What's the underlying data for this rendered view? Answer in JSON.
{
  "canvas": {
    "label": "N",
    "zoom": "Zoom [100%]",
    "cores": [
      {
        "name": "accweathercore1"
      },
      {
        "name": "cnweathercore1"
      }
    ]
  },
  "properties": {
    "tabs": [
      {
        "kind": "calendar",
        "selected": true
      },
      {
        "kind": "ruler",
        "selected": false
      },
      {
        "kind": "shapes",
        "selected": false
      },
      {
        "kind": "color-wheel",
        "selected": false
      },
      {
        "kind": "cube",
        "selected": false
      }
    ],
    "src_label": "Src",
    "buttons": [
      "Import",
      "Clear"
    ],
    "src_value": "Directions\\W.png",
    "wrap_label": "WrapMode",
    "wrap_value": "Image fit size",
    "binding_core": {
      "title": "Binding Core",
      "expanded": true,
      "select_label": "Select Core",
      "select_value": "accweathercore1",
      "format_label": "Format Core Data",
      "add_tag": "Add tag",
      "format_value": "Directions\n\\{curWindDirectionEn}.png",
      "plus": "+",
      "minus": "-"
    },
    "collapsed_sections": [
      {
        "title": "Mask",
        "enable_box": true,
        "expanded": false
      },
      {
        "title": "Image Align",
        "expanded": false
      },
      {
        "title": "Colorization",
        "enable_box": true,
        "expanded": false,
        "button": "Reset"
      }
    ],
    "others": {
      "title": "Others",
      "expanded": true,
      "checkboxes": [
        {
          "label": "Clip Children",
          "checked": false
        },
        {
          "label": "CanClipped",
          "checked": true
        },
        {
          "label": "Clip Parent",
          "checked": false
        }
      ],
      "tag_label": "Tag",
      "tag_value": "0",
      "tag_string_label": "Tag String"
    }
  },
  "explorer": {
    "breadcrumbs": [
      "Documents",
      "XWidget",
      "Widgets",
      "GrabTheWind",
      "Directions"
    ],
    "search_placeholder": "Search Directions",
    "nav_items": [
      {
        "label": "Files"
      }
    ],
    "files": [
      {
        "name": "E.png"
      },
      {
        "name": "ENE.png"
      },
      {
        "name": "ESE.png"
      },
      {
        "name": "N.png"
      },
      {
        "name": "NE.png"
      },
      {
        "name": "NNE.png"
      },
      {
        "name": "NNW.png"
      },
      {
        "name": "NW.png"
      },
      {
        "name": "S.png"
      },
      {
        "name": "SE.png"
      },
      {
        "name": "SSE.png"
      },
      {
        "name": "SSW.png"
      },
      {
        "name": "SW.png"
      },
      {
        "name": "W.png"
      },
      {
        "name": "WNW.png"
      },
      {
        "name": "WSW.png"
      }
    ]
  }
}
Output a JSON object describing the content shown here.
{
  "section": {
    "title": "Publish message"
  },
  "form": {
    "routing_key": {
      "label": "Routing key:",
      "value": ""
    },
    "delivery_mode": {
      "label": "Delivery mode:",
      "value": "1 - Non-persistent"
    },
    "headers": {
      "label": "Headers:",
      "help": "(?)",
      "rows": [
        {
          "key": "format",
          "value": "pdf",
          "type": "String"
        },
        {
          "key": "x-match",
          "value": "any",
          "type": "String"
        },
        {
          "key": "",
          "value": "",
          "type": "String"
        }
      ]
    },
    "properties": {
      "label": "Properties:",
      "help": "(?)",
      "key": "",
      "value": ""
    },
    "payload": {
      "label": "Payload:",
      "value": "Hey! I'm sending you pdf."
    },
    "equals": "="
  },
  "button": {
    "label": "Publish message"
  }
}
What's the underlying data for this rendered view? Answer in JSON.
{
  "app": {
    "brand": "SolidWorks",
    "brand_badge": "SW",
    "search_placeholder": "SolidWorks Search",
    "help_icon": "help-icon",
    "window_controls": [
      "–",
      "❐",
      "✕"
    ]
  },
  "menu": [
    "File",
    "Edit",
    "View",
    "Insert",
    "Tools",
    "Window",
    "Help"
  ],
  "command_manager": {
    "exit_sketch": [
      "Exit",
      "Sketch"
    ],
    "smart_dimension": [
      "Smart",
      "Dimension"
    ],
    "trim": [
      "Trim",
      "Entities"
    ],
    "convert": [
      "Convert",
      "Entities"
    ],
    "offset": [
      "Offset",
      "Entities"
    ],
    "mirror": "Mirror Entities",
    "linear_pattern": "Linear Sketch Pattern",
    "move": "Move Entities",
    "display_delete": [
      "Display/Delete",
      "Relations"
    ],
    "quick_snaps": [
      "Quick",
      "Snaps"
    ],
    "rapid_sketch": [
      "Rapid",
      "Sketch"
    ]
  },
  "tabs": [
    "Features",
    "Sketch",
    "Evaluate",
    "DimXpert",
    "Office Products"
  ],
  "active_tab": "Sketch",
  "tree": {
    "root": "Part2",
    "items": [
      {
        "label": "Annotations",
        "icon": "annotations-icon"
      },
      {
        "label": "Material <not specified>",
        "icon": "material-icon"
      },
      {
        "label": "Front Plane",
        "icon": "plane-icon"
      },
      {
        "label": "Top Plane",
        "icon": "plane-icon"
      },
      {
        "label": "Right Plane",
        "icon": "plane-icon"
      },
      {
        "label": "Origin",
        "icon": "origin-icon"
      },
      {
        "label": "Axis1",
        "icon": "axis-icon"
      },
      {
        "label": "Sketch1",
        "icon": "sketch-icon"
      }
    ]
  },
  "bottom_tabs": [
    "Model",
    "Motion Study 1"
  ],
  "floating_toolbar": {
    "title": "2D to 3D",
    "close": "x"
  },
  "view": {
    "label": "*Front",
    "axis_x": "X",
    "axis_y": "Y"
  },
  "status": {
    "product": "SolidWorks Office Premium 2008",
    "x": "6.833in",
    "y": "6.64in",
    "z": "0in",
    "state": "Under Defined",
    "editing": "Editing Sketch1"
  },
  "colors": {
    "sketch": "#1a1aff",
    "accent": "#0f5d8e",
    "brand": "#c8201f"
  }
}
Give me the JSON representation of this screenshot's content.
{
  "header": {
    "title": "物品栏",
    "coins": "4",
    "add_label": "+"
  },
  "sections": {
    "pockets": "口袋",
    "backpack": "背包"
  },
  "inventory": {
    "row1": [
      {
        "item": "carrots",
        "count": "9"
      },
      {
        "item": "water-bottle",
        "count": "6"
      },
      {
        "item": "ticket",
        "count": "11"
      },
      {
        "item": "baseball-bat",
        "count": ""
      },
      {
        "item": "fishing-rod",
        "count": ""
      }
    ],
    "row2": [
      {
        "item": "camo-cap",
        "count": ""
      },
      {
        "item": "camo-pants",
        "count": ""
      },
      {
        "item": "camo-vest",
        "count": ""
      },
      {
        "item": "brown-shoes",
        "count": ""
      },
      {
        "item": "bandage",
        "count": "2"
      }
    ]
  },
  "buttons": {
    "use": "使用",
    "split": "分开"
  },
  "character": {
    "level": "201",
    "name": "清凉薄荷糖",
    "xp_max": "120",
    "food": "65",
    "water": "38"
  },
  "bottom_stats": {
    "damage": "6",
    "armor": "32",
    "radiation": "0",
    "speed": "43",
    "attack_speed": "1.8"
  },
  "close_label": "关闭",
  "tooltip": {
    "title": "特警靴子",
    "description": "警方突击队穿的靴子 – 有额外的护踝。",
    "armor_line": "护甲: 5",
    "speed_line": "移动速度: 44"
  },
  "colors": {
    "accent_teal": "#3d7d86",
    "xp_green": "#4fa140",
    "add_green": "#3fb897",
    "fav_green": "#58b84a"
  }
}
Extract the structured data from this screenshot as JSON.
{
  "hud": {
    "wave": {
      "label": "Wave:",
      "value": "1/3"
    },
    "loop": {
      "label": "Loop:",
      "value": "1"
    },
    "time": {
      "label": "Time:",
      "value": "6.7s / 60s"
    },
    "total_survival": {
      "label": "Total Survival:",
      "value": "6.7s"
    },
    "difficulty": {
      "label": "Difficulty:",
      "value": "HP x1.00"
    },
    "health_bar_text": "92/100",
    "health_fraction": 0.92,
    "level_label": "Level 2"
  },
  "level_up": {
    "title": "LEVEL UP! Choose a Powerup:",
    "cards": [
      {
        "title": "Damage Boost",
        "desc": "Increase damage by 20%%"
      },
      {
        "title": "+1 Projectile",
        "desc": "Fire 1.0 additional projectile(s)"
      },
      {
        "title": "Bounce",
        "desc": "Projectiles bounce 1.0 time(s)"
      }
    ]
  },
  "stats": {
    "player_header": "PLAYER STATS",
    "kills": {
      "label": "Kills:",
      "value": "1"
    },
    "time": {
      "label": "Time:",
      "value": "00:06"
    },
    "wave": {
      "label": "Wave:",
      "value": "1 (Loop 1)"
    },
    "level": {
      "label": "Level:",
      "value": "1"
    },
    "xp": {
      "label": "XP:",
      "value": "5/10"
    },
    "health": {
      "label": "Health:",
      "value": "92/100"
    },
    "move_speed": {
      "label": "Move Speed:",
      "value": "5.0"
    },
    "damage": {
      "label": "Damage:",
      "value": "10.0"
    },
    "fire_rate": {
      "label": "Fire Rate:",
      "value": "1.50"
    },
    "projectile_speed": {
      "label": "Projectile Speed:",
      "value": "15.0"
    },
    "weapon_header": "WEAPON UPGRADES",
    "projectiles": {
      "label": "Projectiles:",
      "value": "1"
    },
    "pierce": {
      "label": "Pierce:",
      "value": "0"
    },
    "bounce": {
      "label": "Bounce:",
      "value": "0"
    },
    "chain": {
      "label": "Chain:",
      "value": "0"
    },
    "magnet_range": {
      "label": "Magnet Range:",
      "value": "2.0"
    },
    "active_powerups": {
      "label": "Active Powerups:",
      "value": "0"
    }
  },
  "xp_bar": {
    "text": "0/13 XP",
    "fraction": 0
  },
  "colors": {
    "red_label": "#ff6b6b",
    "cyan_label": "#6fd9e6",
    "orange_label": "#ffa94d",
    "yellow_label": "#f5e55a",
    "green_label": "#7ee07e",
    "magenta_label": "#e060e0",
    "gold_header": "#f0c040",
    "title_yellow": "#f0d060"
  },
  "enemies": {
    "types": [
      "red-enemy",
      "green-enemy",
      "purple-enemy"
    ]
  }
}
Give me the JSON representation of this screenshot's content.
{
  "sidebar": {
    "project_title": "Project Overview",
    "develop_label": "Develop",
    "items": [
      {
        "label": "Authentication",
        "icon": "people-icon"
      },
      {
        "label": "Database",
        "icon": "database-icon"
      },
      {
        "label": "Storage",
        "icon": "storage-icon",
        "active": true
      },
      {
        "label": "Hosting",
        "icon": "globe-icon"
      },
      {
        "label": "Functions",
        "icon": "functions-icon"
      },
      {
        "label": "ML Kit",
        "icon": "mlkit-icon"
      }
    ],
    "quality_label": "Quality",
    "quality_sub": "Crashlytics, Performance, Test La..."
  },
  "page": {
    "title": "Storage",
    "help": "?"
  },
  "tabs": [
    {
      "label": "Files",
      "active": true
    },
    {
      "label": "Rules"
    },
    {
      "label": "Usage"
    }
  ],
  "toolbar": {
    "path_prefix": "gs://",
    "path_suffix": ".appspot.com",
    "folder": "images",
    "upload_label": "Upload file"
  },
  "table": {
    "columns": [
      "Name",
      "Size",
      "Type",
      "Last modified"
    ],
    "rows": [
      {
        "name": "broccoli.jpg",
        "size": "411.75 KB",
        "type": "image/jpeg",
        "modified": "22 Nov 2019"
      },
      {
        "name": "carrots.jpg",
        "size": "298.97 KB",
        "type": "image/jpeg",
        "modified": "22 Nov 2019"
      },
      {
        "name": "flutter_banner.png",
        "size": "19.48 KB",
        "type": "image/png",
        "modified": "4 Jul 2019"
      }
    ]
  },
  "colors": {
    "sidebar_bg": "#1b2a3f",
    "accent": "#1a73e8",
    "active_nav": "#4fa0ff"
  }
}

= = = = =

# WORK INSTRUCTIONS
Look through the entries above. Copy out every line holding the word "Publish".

# YOUR RESPONSE
    "title": "Publish message"
    "label": "Publish message"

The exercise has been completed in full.